Common Types of Switching Action
Switching actions are chosen depending on the type of switch you have (SPST or SPDT) and then by the action your want to occur.
SPST switches use make on rise (MOR), make on fall (MOF), break on rise (BOR) and break on fall (BOF) actions, whereas SPDT switches use change on rise (COR) or change on fall (COF) actions.
To understand the different uses of this, one of the simplest applications is to picture the position of the float when being used for a high level alarm in an empty tank.
When empty, the float is at its lowest point and “at rest”, at this point the electrical circuit can be setup so that the state is open circuit (NO) or closed circuit (NC). For a high level alarm this could be chosen as open circuit (NO) as the reed switch being open would stop the flow of electricity and the lamp would be off.
As the fluid rises in the tank and reaches the float, the float becomes buoyant and the magnet moves over the reed switch causing it to close and activate. This allows an electrical current to flow and light the high level lamp. A Make on Rise (MOR) switching action would be specified to
Often this also activates an audible alarm and can also be used to automatically switch off a filling valve to stop the level rising further.
People often ask what the difference is between a make on rise switch (MOR) and a break on fall (BOF) switch as they are both activated/closed switches when the float is in the up position. This is determined by the normal state of the float and the form factor of the switch specified. In this instance, the float is normally open (Form A – NO) and only activated when the level has become high, therefore it is a make on rise (MOR) switch.
Alternatively if a pump was being used to control the filling of the tank, the high level switch could be set to normally closed (Form B – NC), as this would allow the pump to operate up until the switch point then with a break on rise (BOR) action, stop the flow of electricity around the circuit causing the pump to switch off. The switching actions for pump control is covered in more detail in our pump control blog (to follow).
If we were to require a continuous electrical current to flow through, for instance to include a “level ok/normal” lamp and a “high level” lamp, then we would look to use a SPDT Form C switch. With the float in the normal position the common would be linked through the normally closed (NC) contact and would enable the “level normal” lamp to light up. If the float were to rise the magnetic field would create a change on rise (COR) action across the reed switch with the common now being connected to the normally open (NO) contact, switching off the “level normal” lamp and switching on the “level high” lamp.

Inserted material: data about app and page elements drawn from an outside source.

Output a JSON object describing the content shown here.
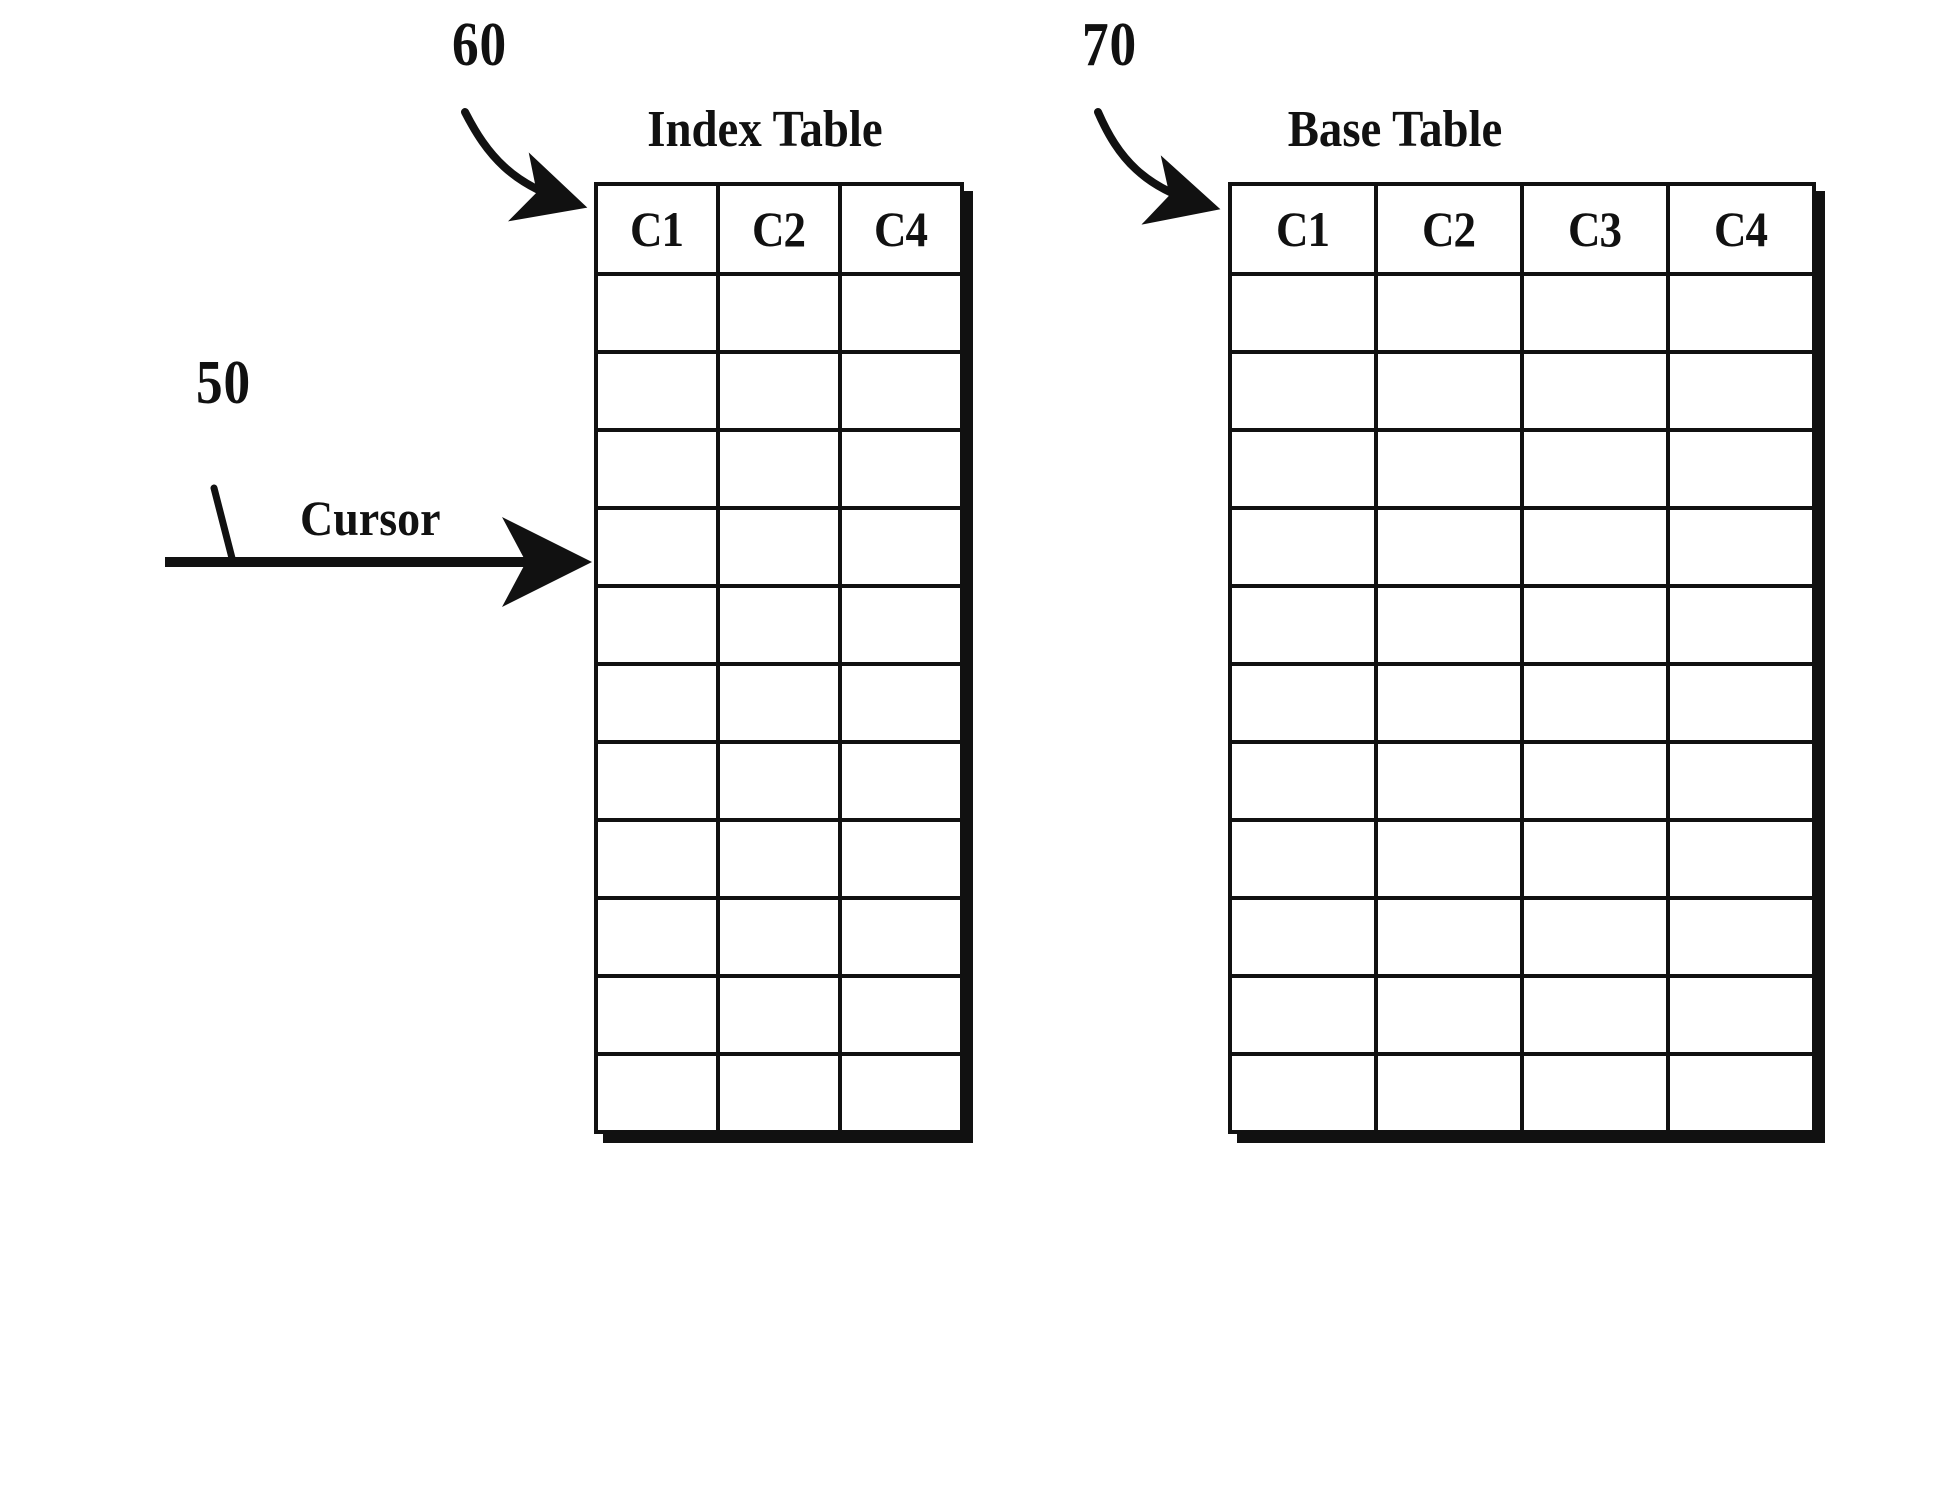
{
  "figure": {
    "type": "patent-diagram",
    "ink_color": "#111111",
    "background_color": "#ffffff"
  },
  "reference_numerals": {
    "index_table": "60",
    "base_table": "70",
    "cursor": "50"
  },
  "cursor": {
    "label": "Cursor",
    "points_to_table": "Index Table",
    "points_to_row_index": 4
  },
  "tables": [
    {
      "id": "index-table",
      "title": "Index Table",
      "reference": "60",
      "columns": [
        "C1",
        "C2",
        "C4"
      ],
      "data_row_count": 11,
      "rows": [
        [
          "",
          "",
          ""
        ],
        [
          "",
          "",
          ""
        ],
        [
          "",
          "",
          ""
        ],
        [
          "",
          "",
          ""
        ],
        [
          "",
          "",
          ""
        ],
        [
          "",
          "",
          ""
        ],
        [
          "",
          "",
          ""
        ],
        [
          "",
          "",
          ""
        ],
        [
          "",
          "",
          ""
        ],
        [
          "",
          "",
          ""
        ],
        [
          "",
          "",
          ""
        ]
      ]
    },
    {
      "id": "base-table",
      "title": "Base Table",
      "reference": "70",
      "columns": [
        "C1",
        "C2",
        "C3",
        "C4"
      ],
      "data_row_count": 11,
      "rows": [
        [
          "",
          "",
          "",
          ""
        ],
        [
          "",
          "",
          "",
          ""
        ],
        [
          "",
          "",
          "",
          ""
        ],
        [
          "",
          "",
          "",
          ""
        ],
        [
          "",
          "",
          "",
          ""
        ],
        [
          "",
          "",
          "",
          ""
        ],
        [
          "",
          "",
          "",
          ""
        ],
        [
          "",
          "",
          "",
          ""
        ],
        [
          "",
          "",
          "",
          ""
        ],
        [
          "",
          "",
          "",
          ""
        ],
        [
          "",
          "",
          "",
          ""
        ]
      ]
    }
  ]
}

When selecting a magnetic reed switch configuration for your application there are a number of additional factors that need to be considered. These include:
- How does the external alarm or control system function if the float switch fails?
- The system wiring should be designed as failsafe (i.e. fault tolerant) in other words, the system or device is allowed to fail, but only to a known safe state.
- In general, for a wiring scheme to be failsafe, the float switch or level device needs to be energized when process conditions are normal.
- If the float fails (e.g. loses its buoyancy) or the wiring becomes open circuit the systems must fail safe.
It should also be noted that Form A and Form B reed switches can be wired in either direction with no real consequences, however when using a Form C switch it is normal for the electrical source to be connected to the common contact to allow the SPDT functionality to work correctly.
If you need assistance in choosing the switch type required for your application please contact our sales team and arrange for a call with one of our applications engineers.